[Dataset excerpts Boundary: Start]

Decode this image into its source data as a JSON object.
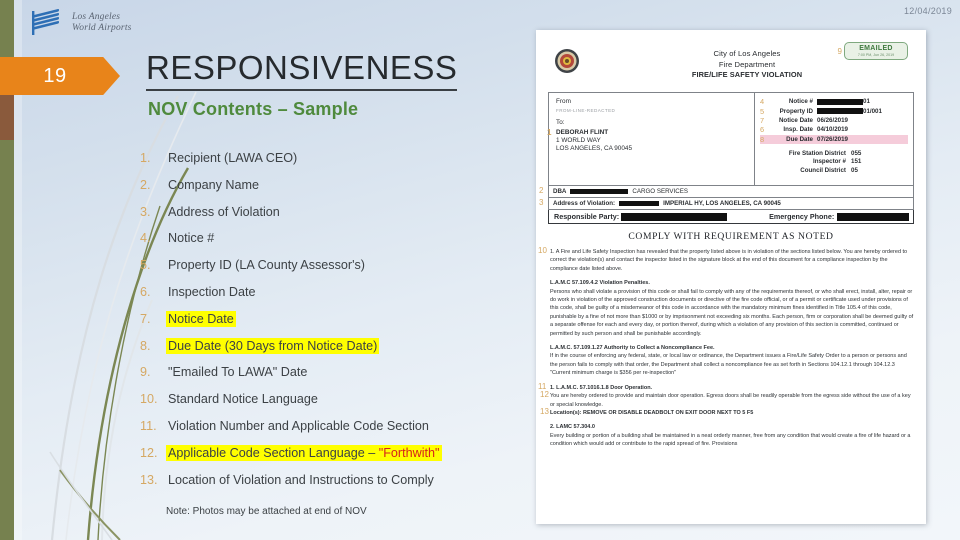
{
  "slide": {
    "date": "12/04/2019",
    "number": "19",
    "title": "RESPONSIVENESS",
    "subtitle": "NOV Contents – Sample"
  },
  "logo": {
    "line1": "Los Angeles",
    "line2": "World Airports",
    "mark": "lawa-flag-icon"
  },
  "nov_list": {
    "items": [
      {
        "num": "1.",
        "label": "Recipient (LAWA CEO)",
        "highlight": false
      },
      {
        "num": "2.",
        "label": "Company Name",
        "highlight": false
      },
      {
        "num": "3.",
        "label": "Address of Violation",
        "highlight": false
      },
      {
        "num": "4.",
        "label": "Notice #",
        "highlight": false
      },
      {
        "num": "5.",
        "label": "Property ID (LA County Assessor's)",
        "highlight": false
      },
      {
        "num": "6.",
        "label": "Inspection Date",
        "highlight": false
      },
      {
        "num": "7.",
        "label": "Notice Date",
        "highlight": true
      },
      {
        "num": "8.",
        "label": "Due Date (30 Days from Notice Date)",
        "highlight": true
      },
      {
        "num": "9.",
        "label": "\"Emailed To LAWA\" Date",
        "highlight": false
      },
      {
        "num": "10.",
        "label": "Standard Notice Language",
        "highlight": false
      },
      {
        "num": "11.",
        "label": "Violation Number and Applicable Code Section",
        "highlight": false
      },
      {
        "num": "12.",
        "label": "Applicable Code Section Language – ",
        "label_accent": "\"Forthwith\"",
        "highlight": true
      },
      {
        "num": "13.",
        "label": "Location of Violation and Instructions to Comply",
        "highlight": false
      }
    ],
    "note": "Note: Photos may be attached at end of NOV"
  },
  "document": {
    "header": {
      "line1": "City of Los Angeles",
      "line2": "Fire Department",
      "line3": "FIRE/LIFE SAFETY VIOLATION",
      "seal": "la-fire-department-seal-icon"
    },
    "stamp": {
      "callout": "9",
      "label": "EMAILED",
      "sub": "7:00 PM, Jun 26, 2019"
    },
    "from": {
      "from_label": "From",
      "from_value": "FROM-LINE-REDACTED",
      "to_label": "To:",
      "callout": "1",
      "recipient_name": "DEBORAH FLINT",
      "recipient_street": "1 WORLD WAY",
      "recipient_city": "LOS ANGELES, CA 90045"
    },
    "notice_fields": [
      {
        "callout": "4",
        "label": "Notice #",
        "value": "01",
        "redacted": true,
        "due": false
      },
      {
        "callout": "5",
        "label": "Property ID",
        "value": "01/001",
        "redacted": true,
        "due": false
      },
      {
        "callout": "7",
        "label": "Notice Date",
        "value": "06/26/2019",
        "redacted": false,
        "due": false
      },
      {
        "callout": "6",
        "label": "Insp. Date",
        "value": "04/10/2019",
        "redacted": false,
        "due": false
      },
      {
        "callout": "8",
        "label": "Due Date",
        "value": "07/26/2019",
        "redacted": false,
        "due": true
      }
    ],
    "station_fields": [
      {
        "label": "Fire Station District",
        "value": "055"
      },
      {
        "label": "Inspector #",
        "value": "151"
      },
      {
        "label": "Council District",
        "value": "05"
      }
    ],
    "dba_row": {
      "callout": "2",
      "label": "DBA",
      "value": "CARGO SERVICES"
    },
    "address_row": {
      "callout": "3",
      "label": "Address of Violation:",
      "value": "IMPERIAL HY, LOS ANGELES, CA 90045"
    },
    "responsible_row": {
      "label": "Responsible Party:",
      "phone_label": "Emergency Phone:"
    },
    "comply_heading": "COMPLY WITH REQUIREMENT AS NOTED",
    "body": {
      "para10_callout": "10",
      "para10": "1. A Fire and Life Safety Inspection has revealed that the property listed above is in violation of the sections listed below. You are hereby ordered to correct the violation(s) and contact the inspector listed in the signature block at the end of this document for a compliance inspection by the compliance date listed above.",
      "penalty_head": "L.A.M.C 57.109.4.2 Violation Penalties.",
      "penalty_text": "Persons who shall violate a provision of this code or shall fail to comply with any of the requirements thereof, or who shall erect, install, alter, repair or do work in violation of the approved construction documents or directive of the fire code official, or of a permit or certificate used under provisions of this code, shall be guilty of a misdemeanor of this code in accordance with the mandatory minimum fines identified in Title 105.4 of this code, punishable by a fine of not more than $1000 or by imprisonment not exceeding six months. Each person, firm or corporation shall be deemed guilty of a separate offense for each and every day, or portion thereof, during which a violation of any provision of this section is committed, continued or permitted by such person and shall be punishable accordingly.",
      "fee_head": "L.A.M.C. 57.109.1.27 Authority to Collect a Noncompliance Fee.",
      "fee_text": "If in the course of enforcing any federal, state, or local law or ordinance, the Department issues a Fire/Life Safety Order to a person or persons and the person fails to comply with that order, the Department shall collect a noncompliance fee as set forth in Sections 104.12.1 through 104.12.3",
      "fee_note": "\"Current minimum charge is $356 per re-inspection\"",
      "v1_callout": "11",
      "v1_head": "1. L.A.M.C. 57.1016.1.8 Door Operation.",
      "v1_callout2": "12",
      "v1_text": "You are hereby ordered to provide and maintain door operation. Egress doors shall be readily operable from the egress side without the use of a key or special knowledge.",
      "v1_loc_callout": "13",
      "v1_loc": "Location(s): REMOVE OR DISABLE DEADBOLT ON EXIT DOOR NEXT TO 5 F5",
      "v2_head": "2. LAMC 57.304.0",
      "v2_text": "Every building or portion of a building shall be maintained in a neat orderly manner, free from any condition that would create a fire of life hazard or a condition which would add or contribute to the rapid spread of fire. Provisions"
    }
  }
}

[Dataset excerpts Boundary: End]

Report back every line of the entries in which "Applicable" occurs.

        "label": "Violation Number and Applicable Code Section",
        "label": "Applicable Code Section Language – ",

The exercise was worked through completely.